» **DIRECTIONS FOR THIS TASK**
Pick every line from the data below that contains the string "duration" and copy it.

Dataset rows for apps and sites:
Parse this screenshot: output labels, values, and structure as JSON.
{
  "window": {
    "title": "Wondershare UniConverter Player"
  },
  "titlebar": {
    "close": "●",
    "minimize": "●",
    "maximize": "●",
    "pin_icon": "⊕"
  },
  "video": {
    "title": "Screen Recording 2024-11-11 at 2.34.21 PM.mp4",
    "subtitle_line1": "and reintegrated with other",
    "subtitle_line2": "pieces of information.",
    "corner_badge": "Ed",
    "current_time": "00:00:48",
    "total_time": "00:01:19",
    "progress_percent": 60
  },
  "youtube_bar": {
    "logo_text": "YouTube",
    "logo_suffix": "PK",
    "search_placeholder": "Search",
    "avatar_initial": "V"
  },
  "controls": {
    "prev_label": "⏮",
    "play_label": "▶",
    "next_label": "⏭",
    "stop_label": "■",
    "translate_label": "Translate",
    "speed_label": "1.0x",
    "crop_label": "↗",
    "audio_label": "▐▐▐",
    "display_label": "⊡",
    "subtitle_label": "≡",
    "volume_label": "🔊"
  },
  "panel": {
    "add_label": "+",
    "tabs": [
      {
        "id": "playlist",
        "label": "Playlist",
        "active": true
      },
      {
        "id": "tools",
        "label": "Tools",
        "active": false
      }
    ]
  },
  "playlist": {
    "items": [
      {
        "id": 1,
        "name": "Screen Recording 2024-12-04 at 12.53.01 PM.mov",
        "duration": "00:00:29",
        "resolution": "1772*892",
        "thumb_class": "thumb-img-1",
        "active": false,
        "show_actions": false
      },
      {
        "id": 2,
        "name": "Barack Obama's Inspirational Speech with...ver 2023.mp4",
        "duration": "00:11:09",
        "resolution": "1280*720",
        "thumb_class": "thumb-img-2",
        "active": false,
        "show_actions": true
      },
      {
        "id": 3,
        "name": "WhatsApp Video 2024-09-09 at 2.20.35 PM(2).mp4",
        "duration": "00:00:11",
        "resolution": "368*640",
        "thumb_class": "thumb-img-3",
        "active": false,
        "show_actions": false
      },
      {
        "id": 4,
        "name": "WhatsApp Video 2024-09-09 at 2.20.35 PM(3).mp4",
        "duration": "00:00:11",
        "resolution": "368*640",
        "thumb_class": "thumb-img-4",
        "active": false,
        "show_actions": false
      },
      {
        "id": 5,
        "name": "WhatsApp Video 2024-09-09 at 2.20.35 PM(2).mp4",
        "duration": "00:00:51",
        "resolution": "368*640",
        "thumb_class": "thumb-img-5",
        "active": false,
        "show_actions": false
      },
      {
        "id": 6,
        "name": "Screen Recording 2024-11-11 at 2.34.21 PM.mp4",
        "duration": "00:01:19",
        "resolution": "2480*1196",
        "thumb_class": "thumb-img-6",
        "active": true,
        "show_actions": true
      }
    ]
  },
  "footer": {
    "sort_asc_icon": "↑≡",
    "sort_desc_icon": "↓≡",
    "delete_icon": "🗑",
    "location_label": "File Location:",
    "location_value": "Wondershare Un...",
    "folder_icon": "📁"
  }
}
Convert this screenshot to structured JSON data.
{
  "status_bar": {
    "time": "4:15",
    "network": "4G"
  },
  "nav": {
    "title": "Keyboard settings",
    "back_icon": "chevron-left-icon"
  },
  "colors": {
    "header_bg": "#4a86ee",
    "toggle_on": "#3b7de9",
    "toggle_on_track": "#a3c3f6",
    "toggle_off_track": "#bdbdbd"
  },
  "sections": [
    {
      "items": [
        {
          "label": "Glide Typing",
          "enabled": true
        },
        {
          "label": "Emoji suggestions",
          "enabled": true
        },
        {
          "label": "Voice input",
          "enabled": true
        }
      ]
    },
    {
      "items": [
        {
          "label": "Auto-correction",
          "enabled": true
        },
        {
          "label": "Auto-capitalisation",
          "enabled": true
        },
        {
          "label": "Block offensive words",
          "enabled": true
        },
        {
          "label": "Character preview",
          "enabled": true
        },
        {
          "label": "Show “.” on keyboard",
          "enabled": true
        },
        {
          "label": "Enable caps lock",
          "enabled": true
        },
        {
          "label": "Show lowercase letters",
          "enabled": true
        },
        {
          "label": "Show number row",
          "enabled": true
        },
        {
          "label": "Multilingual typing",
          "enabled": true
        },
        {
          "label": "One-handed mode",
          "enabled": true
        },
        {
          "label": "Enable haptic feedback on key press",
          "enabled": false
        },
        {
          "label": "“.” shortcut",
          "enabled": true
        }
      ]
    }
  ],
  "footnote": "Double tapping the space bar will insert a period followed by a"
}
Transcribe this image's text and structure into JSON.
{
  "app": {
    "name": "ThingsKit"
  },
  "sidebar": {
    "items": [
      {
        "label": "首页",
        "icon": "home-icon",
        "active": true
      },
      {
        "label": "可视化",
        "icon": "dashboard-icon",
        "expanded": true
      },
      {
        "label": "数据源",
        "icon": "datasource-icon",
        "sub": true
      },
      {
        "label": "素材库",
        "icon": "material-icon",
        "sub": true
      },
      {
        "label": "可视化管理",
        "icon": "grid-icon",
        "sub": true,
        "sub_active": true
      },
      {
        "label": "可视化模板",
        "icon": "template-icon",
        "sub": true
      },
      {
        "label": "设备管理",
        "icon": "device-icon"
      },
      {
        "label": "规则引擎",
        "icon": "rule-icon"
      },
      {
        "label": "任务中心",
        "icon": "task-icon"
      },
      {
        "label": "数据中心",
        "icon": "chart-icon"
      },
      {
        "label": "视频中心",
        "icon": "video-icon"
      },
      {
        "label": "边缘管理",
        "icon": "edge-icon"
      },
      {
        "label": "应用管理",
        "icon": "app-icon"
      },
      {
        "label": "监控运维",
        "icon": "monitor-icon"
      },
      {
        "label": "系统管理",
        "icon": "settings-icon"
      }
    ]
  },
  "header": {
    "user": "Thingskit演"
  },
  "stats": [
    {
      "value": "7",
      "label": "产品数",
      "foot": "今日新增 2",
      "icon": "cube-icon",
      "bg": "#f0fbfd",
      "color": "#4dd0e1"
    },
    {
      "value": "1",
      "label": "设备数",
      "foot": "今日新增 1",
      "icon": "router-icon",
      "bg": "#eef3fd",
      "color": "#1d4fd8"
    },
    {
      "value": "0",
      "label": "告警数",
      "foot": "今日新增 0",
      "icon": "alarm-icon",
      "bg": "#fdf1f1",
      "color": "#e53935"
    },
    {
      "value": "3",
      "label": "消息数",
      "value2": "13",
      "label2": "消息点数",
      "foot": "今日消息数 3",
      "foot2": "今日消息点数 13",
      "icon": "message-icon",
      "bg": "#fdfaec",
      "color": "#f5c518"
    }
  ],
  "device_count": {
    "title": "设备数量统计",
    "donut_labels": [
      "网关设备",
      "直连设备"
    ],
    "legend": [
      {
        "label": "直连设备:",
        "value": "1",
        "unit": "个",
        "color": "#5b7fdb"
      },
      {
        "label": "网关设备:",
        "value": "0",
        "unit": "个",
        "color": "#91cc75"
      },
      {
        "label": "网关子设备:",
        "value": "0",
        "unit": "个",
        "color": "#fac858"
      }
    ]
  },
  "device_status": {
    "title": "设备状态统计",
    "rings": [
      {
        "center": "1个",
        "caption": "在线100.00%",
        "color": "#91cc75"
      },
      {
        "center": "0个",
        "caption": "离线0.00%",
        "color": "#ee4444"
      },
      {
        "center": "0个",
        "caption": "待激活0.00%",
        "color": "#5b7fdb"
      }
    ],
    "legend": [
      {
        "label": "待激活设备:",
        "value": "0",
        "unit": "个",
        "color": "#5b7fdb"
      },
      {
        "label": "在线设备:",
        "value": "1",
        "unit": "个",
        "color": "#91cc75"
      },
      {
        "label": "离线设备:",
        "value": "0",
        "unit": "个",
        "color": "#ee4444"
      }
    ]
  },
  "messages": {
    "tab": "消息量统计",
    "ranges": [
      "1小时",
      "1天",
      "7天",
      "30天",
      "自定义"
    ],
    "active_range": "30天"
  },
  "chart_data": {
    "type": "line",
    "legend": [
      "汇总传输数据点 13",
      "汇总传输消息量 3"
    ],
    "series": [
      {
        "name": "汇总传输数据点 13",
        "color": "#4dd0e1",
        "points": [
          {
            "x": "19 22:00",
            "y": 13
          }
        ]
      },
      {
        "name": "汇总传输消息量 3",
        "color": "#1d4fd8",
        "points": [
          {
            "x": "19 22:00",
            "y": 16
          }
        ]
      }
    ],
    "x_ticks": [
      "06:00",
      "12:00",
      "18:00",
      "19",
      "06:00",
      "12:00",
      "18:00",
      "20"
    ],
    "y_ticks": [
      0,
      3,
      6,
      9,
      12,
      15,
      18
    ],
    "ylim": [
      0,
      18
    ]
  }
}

» **EXERCISE RESULT**
        "duration": "00:00:29",
        "duration": "00:11:09",
        "duration": "00:00:11",
        "duration": "00:00:11",
        "duration": "00:00:51",
        "duration": "00:01:19",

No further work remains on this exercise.